EXERCISE: Lines with the string "selected" in the data below: report how many there are, and write nothing but the number.

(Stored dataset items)
----

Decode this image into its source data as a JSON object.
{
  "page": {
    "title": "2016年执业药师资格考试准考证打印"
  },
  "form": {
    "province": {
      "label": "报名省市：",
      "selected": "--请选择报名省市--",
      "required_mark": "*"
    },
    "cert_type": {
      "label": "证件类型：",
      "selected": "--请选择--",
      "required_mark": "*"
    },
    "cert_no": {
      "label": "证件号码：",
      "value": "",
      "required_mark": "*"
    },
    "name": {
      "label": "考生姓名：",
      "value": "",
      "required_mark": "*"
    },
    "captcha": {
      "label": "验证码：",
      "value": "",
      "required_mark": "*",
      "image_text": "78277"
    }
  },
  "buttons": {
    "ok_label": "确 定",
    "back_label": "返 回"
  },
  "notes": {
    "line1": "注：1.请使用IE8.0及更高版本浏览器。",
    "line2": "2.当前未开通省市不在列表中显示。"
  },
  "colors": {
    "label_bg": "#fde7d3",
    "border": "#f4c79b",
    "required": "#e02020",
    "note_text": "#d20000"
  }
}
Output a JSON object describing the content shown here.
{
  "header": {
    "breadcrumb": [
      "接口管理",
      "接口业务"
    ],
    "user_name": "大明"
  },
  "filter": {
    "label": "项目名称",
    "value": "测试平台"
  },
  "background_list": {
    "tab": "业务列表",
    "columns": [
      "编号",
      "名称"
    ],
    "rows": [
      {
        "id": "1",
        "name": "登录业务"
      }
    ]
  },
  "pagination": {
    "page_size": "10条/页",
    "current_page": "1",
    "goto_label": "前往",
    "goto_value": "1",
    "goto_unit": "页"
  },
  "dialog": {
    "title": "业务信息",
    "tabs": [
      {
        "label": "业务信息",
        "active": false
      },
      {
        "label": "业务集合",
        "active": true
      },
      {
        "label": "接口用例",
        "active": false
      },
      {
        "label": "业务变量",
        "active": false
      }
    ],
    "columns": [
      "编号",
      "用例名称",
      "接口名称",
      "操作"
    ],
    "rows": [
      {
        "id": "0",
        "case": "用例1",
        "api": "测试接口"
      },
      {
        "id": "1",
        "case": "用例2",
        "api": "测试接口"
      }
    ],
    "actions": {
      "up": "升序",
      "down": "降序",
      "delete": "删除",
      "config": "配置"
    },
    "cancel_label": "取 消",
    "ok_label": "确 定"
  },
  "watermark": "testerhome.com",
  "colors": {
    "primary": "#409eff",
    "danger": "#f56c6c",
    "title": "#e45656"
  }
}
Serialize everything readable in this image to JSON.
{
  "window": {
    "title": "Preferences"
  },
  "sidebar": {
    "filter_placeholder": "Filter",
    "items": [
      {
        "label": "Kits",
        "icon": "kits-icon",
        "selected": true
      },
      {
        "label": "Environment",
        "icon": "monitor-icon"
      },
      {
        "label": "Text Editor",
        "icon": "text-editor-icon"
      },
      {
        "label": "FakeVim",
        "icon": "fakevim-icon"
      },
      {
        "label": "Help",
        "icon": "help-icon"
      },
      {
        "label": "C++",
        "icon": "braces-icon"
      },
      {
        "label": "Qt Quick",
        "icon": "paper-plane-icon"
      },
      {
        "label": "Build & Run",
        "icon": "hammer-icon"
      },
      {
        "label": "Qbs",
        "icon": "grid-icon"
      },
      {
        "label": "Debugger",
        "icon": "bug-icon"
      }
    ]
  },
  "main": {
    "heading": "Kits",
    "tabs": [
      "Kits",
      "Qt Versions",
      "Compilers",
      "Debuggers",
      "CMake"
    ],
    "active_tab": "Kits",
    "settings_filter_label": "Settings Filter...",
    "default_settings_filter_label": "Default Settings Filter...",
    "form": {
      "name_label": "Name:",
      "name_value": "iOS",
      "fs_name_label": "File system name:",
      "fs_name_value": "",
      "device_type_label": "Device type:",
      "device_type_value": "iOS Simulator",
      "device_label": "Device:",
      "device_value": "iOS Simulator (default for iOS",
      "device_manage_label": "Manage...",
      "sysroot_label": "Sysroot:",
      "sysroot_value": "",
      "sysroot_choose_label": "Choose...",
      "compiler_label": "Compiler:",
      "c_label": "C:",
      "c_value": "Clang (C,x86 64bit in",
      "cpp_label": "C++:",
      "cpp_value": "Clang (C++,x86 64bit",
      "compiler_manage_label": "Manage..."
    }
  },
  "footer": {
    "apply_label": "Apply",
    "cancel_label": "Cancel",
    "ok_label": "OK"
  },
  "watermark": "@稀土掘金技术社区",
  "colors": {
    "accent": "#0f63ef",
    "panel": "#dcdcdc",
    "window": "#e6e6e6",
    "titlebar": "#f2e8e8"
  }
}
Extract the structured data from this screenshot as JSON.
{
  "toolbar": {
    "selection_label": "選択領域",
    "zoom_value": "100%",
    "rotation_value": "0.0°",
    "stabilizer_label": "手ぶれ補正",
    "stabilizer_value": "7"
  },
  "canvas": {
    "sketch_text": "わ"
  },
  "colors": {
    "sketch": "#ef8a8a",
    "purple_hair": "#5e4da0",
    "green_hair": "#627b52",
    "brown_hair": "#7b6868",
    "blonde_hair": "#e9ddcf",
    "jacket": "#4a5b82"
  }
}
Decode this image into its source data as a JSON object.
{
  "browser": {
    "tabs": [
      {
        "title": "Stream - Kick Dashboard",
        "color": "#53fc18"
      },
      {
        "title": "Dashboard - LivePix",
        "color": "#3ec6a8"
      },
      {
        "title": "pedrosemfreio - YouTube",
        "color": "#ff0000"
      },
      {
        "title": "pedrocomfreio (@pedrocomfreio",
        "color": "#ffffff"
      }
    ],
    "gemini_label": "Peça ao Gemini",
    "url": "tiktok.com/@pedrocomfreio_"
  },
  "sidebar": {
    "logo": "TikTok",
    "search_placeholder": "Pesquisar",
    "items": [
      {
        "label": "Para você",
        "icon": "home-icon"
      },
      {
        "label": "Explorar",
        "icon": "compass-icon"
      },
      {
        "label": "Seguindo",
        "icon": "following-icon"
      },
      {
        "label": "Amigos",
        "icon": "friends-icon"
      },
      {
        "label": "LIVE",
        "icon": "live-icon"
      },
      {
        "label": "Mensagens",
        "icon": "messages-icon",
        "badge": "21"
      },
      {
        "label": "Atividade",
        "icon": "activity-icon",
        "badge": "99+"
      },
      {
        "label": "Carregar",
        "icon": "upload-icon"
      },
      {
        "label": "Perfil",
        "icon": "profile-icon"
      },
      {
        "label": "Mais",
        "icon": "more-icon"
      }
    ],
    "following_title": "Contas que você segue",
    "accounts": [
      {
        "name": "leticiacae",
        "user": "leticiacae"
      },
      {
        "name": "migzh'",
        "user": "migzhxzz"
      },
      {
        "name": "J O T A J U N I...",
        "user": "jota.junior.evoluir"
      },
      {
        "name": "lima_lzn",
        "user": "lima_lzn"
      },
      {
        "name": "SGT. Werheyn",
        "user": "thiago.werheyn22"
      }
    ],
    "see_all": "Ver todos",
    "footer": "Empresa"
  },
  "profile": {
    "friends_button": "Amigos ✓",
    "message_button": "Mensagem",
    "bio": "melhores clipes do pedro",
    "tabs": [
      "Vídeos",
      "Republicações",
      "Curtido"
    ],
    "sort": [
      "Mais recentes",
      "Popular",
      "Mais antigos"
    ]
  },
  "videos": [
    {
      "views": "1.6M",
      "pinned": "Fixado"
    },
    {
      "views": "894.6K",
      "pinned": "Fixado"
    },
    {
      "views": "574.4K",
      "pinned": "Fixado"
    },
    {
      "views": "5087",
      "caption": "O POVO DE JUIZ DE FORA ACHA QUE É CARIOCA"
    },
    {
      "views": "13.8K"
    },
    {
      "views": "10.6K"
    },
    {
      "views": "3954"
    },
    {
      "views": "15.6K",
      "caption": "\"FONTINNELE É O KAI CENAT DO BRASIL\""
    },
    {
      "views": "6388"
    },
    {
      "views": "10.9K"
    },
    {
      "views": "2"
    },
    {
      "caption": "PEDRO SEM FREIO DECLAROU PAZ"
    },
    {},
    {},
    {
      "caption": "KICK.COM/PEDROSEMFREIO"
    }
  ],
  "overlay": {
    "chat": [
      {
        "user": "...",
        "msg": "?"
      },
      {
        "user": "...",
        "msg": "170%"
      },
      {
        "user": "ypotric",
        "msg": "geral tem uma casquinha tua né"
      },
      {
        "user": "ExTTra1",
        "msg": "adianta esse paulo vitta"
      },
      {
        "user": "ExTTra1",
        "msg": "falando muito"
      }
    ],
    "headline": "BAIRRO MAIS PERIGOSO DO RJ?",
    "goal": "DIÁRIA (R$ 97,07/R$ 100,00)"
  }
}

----

EXERCISE ANSWER: 3